Speaking at TOC Asia Alan Murphy, CEO and Founder of Sea-Intelligence, said the container market was returning to normality but asked if this was pre-pandemic level of normality in 2019, a relatively good year for container shipping if 2020 – 2022 is excluded, or a much worse scenario of five – six years ago.
Murphy noted that container spot rates had been driven to stratospheric levels by a combination of a sharp rise in consumer demand and some 15% of global capacity being lost due to congestion at ports and in the supply chain.
What is happening now is that consumer spending on durable goods has come down to a more reasonable level and this is being translated into container volumes which saw a quite serious contraction in September.
Capacity loss, which normally stands at around 2%, is now down to around 8% and Sea-Intel expects it to reach normal levels in Q1 next year.

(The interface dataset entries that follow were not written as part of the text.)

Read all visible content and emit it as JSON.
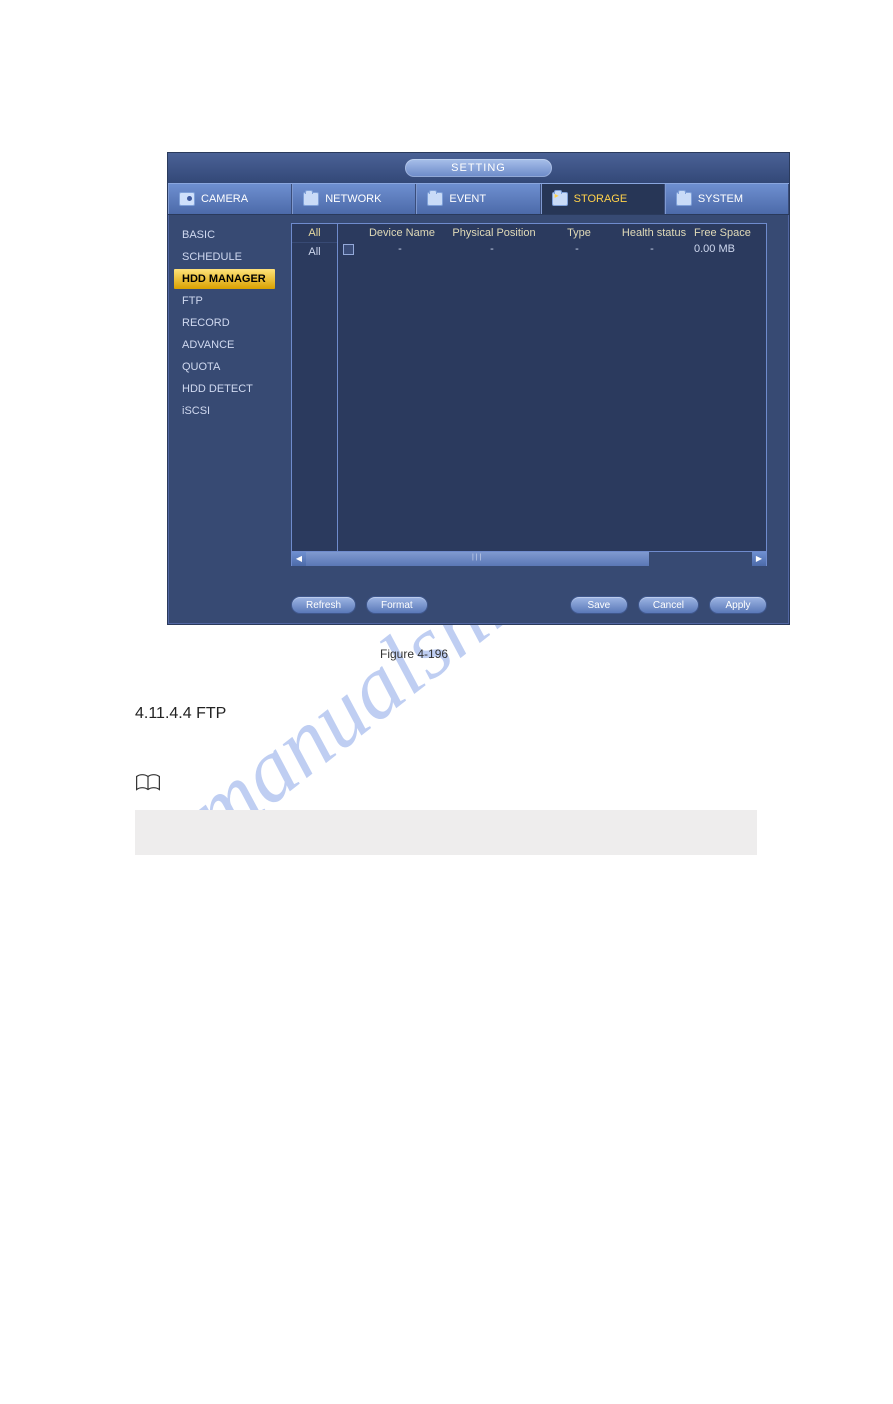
{
  "window": {
    "title": "SETTING"
  },
  "tabs": [
    {
      "id": "camera",
      "label": "CAMERA",
      "active": false
    },
    {
      "id": "network",
      "label": "NETWORK",
      "active": false
    },
    {
      "id": "event",
      "label": "EVENT",
      "active": false
    },
    {
      "id": "storage",
      "label": "STORAGE",
      "active": true
    },
    {
      "id": "system",
      "label": "SYSTEM",
      "active": false
    }
  ],
  "sidebar": {
    "items": [
      {
        "label": "BASIC",
        "selected": false
      },
      {
        "label": "SCHEDULE",
        "selected": false
      },
      {
        "label": "HDD MANAGER",
        "selected": true
      },
      {
        "label": "FTP",
        "selected": false
      },
      {
        "label": "RECORD",
        "selected": false
      },
      {
        "label": "ADVANCE",
        "selected": false
      },
      {
        "label": "QUOTA",
        "selected": false
      },
      {
        "label": "HDD DETECT",
        "selected": false
      },
      {
        "label": "iSCSI",
        "selected": false
      }
    ]
  },
  "table": {
    "left_header": "All",
    "left_rows": [
      "All"
    ],
    "headers": {
      "device_name": "Device Name",
      "physical_position": "Physical Position",
      "type": "Type",
      "health_status": "Health status",
      "free_space": "Free Space"
    },
    "rows": [
      {
        "checked": false,
        "device_name": "-",
        "physical_position": "-",
        "type": "-",
        "health_status": "-",
        "free_space": "0.00 MB"
      }
    ]
  },
  "buttons": {
    "refresh": "Refresh",
    "format": "Format",
    "save": "Save",
    "cancel": "Cancel",
    "apply": "Apply"
  },
  "caption": "Figure 4-196",
  "section_title": "4.11.4.4 FTP",
  "watermark": "manualshive.com"
}
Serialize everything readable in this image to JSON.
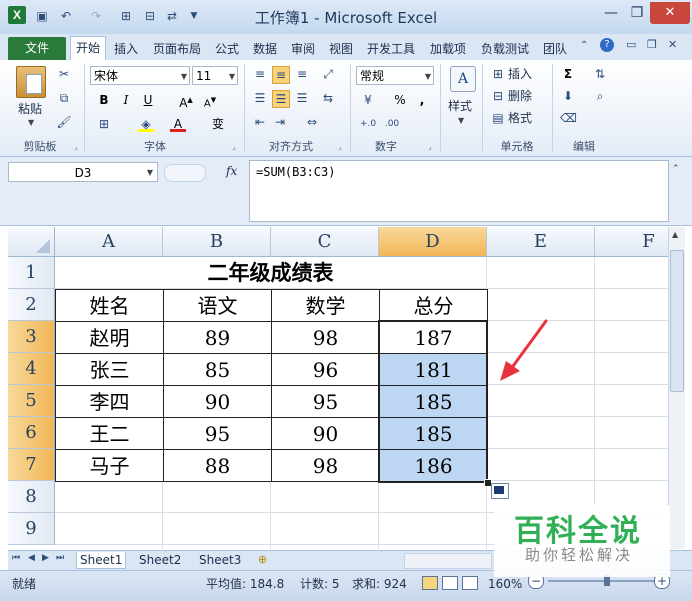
{
  "window": {
    "title": "工作簿1 - Microsoft Excel"
  },
  "tabs": [
    "文件",
    "开始",
    "插入",
    "页面布局",
    "公式",
    "数据",
    "审阅",
    "视图",
    "开发工具",
    "加载项",
    "负载测试",
    "团队"
  ],
  "ribbon": {
    "paste_label": "粘贴",
    "font_name": "宋体",
    "font_size": "11",
    "number_format": "常规",
    "style_label": "样式",
    "insert_label": "插入",
    "delete_label": "删除",
    "format_label": "格式",
    "bold": "B",
    "italic": "I",
    "underline": "U",
    "percent": "%",
    "comma": ",",
    "wen": "变",
    "sigma": "Σ",
    "groups": [
      "剪贴板",
      "字体",
      "对齐方式",
      "数字",
      "单元格",
      "编辑"
    ]
  },
  "formula_bar": {
    "name_box": "D3",
    "fx": "fx",
    "formula": "=SUM(B3:C3)"
  },
  "sheet": {
    "columns": [
      "A",
      "B",
      "C",
      "D",
      "E",
      "F"
    ],
    "rows": [
      "1",
      "2",
      "3",
      "4",
      "5",
      "6",
      "7",
      "8",
      "9"
    ],
    "title": "二年级成绩表",
    "headers": [
      "姓名",
      "语文",
      "数学",
      "总分"
    ],
    "data": [
      [
        "赵明",
        "89",
        "98",
        "187"
      ],
      [
        "张三",
        "85",
        "96",
        "181"
      ],
      [
        "李四",
        "90",
        "95",
        "185"
      ],
      [
        "王二",
        "95",
        "90",
        "185"
      ],
      [
        "马子",
        "88",
        "98",
        "186"
      ]
    ]
  },
  "sheet_tabs": [
    "Sheet1",
    "Sheet2",
    "Sheet3"
  ],
  "status": {
    "ready": "就绪",
    "average": "平均值: 184.8",
    "count": "计数: 5",
    "sum": "求和: 924",
    "zoom": "160%"
  },
  "watermark": {
    "line1": "百科全说",
    "line2": "助你轻松解决"
  },
  "colors": {
    "highlight": "#bdd7f2",
    "selected_header": "#f0b656",
    "file_tab": "#2a7a3c",
    "arrow": "#e8323c"
  }
}
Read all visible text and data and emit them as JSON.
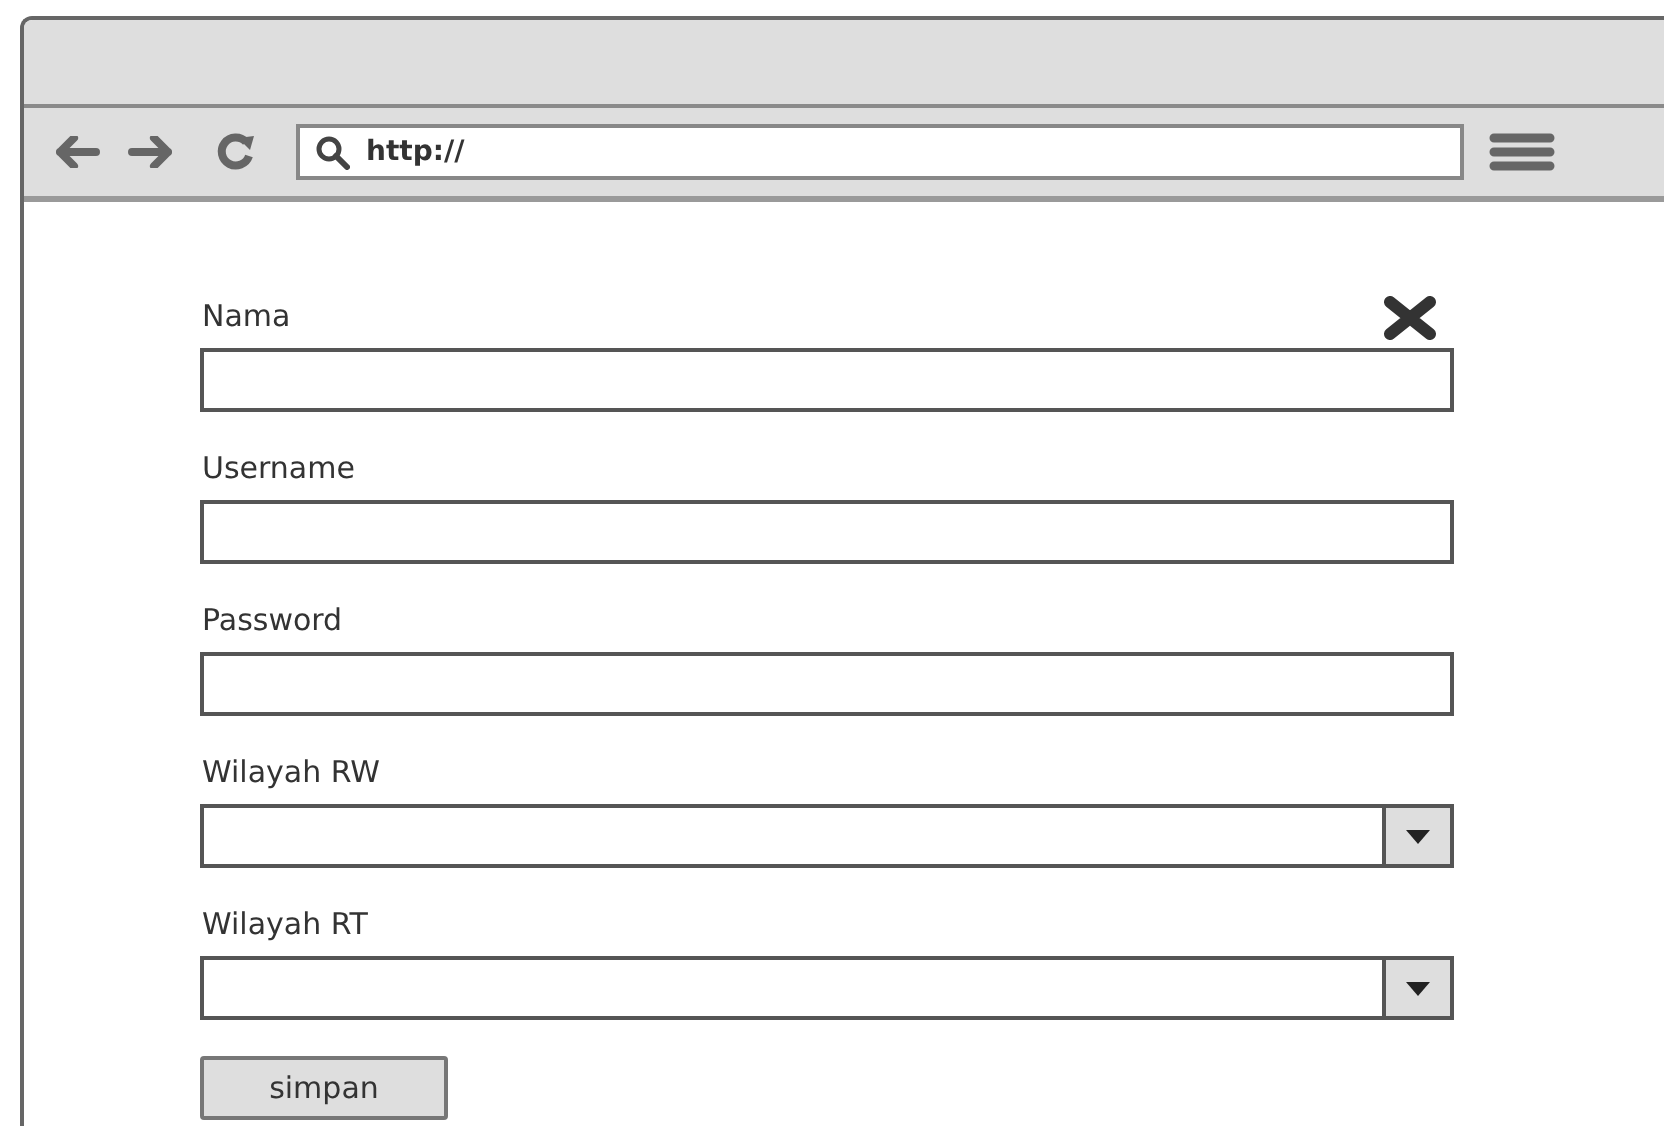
{
  "browser": {
    "address": "http://"
  },
  "fields": [
    {
      "label": "Nama",
      "kind": "text"
    },
    {
      "label": "Username",
      "kind": "text"
    },
    {
      "label": "Password",
      "kind": "text"
    },
    {
      "label": "Wilayah RW",
      "kind": "select"
    },
    {
      "label": "Wilayah RT",
      "kind": "select"
    }
  ],
  "buttons": [
    {
      "label": "simpan"
    }
  ]
}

Murphy noted an almost perfect correlation between lost capacity and spot rates, with a 95% correlation with Drewry’s World Container Index (WCI) which is down 77% from its height.
For contract rates the decline is slower but looking data from Xeneta Murphy commented, “For contracts signed in last three months we are seeing contracts are being renegotiated at lower rates.”
Meanwhile lines are facing an influx of some 2.4m teu in new capacity in the next few years, the largest amount in nominal terms ever and well above previous highs of around 1.5m teu.
One key difference to the past is carriers now have huge amounts of cash and it was noted lines had earned the same amount in the first six months of 2022 as they did in 10 years prior to the pandemic.
Murphy sees two scenarios playing out – a managed decline with lay-ups starting now or a rate war. “What I personally think is much more likely is headed into we’re in for a rate war,” he said, putting an 80% chance on a rate war.
“The carriers have much large war chests than before,” he said. “The only thing scares me more than shipping lines with no money and is shipping lines with money.”
The result could be a prolonged rate war which is dragged out by carriers with more money to fight.
But shippers looking forward to prolonged low rates were warned of a possibility of a repeat of 2009 – 2010 down the line where once large amounts of tonnage is in lay-up only a relatively small spike in demand could tip the market in carriers’ favour.